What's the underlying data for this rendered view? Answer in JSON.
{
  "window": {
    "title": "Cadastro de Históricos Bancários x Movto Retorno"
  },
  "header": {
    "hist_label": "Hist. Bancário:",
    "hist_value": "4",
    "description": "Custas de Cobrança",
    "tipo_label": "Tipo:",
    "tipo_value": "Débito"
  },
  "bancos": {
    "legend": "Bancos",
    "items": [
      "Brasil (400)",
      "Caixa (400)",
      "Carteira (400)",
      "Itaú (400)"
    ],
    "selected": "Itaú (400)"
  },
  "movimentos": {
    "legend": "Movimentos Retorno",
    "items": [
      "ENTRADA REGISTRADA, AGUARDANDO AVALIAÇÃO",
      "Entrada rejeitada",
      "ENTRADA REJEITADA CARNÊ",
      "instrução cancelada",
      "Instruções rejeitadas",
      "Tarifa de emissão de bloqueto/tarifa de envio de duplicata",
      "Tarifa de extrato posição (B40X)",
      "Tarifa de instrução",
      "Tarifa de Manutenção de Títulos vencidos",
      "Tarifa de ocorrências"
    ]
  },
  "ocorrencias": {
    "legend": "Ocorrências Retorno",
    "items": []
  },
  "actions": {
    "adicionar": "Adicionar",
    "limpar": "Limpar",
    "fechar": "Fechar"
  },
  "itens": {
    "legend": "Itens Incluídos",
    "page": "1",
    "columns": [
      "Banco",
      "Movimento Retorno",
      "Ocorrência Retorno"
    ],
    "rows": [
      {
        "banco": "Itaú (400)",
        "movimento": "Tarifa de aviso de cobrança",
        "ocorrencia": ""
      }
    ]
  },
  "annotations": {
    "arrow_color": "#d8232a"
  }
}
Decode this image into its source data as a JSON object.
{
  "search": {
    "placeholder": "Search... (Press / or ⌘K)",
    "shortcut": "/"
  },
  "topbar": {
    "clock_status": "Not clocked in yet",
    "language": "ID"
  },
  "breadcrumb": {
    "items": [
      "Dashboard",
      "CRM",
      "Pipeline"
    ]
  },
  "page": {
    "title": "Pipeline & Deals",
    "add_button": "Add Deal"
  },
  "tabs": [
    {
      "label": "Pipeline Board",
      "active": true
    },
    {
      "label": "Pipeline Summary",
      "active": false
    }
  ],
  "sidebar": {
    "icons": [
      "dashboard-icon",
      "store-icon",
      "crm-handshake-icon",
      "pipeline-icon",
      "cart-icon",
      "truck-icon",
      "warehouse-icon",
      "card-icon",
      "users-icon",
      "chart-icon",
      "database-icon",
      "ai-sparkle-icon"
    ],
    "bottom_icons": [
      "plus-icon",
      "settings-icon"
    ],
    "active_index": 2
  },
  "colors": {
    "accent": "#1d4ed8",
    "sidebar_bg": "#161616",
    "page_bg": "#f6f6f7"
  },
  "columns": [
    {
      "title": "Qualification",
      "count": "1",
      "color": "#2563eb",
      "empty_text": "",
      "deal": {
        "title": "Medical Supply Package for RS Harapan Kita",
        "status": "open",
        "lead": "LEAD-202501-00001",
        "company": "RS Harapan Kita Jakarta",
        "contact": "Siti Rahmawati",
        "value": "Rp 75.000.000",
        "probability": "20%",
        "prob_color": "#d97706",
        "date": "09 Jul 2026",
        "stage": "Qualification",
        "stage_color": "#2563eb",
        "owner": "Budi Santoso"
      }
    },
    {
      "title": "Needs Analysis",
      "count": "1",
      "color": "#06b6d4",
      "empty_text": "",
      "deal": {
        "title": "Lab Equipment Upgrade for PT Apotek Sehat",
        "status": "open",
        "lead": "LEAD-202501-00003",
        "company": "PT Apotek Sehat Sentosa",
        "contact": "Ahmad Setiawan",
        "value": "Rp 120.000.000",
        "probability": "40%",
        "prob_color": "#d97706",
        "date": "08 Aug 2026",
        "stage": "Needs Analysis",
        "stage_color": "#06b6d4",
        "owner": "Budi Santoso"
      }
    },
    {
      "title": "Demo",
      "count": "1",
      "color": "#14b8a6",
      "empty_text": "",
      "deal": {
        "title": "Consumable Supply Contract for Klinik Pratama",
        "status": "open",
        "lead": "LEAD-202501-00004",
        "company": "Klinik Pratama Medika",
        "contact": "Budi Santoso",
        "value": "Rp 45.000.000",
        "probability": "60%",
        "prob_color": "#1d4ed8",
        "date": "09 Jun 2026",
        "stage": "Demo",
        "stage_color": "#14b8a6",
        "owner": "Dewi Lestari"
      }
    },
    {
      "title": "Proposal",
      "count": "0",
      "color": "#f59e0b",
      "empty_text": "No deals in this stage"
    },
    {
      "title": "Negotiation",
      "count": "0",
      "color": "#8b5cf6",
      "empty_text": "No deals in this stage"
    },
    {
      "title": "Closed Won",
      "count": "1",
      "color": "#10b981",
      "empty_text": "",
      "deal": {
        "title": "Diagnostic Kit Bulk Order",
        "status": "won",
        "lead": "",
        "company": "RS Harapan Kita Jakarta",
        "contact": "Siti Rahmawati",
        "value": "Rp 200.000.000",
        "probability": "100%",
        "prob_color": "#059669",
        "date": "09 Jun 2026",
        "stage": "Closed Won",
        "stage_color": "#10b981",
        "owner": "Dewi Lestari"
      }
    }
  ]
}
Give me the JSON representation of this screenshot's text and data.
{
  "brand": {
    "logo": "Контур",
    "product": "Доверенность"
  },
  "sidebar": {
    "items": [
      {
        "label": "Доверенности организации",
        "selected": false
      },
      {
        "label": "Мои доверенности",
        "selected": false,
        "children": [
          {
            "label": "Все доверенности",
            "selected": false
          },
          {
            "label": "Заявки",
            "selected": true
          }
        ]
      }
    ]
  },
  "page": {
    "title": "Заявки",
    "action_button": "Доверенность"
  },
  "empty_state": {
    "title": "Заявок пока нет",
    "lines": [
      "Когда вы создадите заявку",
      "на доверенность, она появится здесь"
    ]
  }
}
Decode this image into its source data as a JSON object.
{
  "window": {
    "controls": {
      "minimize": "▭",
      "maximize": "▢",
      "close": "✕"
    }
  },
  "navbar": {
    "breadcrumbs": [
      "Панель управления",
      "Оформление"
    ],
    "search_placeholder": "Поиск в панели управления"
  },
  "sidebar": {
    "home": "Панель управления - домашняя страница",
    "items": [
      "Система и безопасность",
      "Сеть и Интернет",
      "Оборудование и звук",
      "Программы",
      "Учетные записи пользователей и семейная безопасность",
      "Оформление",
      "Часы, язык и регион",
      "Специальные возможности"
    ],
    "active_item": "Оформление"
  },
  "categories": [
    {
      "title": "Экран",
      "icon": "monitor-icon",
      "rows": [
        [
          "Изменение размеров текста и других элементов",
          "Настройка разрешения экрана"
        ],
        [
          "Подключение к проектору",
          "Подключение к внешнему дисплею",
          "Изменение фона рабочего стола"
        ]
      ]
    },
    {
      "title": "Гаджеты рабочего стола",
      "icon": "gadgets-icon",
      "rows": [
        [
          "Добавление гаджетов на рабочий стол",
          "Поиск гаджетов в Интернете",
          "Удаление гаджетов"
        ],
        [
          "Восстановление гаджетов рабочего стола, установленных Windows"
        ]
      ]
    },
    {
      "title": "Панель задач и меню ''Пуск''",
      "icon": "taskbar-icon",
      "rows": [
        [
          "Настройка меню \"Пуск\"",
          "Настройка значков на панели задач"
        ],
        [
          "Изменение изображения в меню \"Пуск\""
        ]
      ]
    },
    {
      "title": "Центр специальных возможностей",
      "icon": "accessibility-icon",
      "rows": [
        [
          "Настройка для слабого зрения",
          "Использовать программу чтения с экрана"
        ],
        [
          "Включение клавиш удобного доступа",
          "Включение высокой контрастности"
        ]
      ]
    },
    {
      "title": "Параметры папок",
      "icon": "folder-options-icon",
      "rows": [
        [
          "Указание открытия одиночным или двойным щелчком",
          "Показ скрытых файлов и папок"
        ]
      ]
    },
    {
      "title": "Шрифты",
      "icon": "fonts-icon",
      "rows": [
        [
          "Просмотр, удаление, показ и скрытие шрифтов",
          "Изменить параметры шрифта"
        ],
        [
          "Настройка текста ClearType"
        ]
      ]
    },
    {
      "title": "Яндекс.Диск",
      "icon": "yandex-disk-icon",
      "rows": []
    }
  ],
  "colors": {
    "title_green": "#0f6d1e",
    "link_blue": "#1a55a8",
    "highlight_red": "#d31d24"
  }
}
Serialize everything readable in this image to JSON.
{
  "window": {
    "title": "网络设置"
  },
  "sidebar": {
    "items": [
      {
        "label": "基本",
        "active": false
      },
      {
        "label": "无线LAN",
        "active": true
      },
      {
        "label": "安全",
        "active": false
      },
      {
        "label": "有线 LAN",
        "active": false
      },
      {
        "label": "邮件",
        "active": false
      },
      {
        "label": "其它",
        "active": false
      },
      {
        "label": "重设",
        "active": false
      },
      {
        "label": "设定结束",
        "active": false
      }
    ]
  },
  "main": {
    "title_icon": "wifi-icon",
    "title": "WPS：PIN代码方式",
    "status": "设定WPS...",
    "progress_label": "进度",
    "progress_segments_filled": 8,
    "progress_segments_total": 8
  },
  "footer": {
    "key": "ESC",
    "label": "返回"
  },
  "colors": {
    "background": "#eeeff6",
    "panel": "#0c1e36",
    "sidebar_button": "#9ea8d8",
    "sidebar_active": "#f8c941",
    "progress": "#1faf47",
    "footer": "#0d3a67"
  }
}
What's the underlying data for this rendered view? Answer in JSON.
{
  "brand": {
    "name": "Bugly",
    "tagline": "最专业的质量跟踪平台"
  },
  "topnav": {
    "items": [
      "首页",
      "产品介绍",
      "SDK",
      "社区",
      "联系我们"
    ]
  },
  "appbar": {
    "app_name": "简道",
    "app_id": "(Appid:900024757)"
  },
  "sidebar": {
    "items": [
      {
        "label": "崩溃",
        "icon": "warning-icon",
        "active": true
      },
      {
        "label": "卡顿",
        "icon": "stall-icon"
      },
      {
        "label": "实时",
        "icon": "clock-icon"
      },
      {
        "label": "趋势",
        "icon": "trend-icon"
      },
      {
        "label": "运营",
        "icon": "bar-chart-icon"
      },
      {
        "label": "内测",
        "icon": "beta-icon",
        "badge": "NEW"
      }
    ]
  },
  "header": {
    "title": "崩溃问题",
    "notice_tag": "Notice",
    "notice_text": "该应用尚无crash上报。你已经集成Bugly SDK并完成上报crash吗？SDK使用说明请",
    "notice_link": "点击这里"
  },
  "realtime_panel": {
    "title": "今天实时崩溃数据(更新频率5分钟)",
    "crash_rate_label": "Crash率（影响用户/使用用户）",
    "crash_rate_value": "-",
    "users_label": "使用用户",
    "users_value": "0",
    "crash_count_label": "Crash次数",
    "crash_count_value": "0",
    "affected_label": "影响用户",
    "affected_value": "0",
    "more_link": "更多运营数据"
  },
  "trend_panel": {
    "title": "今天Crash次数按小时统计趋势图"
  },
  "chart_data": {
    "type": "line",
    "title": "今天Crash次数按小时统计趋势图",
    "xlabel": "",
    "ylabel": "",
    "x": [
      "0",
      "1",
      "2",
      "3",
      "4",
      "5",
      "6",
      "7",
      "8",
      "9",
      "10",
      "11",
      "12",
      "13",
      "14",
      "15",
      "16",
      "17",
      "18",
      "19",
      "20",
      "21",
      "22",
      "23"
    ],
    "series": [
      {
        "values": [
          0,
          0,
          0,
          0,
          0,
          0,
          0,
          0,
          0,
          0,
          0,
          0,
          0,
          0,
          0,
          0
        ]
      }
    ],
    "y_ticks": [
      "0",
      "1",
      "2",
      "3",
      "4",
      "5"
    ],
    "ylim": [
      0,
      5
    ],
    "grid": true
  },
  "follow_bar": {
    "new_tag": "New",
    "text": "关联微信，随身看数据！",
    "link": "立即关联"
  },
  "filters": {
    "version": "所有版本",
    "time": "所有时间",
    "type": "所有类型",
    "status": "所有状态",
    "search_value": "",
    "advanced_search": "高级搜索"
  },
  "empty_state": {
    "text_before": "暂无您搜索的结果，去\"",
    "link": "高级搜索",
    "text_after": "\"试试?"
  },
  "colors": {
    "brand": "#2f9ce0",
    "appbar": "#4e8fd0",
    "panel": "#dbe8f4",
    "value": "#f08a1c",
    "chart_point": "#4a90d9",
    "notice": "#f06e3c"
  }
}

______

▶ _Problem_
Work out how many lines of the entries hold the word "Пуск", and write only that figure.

▶ _Written answer_
3